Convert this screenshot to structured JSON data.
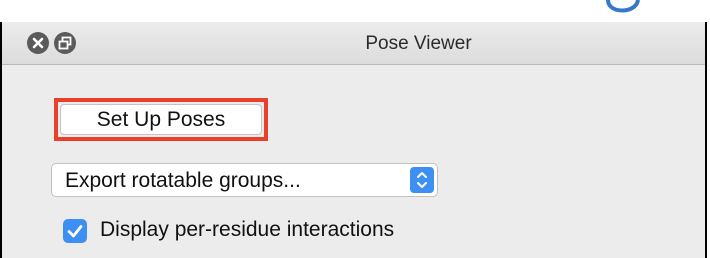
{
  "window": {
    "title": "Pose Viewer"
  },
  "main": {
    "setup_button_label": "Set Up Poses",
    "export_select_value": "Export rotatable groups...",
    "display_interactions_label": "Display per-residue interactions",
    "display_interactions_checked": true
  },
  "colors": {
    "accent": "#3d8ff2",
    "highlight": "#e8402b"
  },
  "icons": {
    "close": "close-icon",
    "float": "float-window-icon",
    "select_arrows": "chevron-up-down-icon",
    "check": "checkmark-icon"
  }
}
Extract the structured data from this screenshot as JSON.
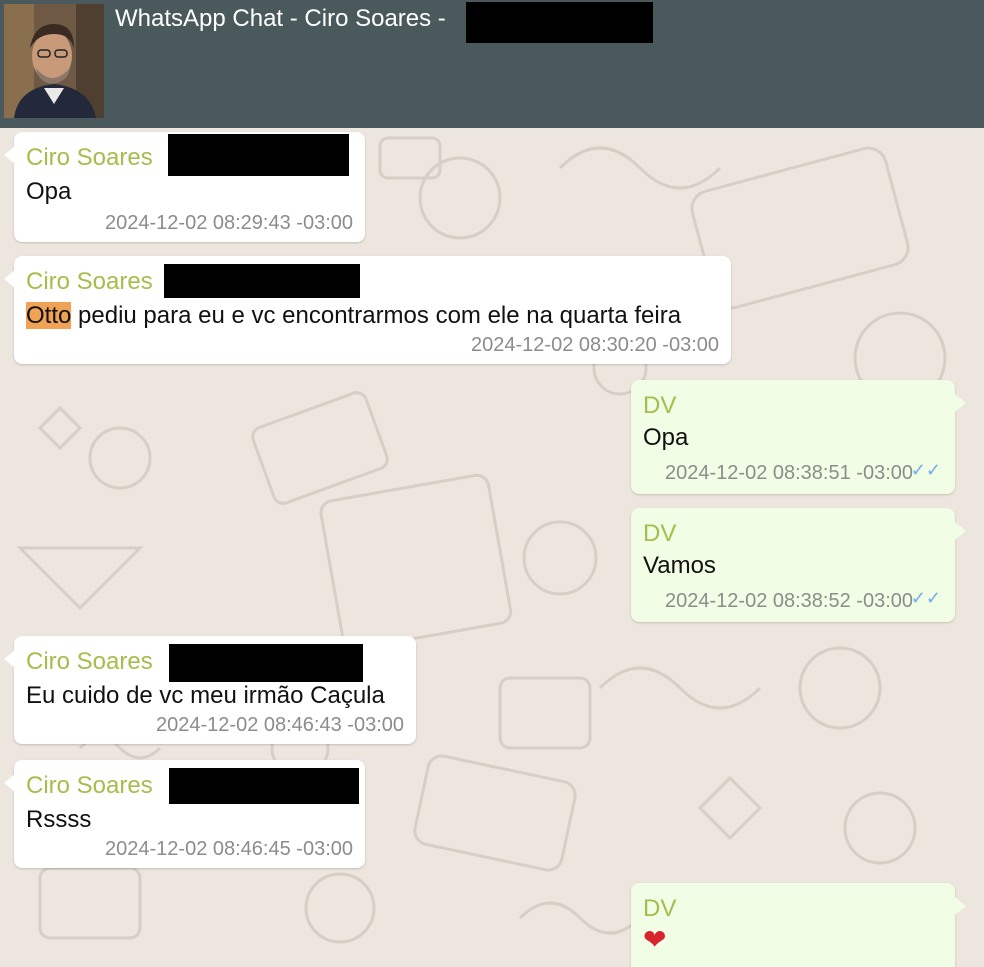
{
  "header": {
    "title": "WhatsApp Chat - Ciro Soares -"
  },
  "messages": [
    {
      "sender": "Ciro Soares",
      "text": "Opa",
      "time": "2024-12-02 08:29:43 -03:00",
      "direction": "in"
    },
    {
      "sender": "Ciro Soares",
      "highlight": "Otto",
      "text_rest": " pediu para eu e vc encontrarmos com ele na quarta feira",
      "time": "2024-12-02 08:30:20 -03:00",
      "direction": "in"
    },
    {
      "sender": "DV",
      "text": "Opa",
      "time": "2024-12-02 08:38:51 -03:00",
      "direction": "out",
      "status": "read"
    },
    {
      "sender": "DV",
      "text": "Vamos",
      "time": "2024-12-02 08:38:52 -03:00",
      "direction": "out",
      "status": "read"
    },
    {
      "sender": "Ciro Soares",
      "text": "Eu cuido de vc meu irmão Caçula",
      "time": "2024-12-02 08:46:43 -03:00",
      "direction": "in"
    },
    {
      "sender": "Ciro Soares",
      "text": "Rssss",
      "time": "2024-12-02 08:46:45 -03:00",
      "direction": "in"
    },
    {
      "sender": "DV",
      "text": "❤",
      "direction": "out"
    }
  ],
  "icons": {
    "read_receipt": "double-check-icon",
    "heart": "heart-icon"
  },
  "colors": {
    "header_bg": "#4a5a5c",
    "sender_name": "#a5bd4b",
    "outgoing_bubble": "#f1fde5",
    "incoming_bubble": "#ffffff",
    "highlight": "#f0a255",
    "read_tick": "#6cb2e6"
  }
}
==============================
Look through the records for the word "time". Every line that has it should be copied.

      "time": "2024-12-02 08:29:43 -03:00",
      "time": "2024-12-02 08:30:20 -03:00",
      "time": "2024-12-02 08:38:51 -03:00",
      "time": "2024-12-02 08:38:52 -03:00",
      "time": "2024-12-02 08:46:43 -03:00",
      "time": "2024-12-02 08:46:45 -03:00",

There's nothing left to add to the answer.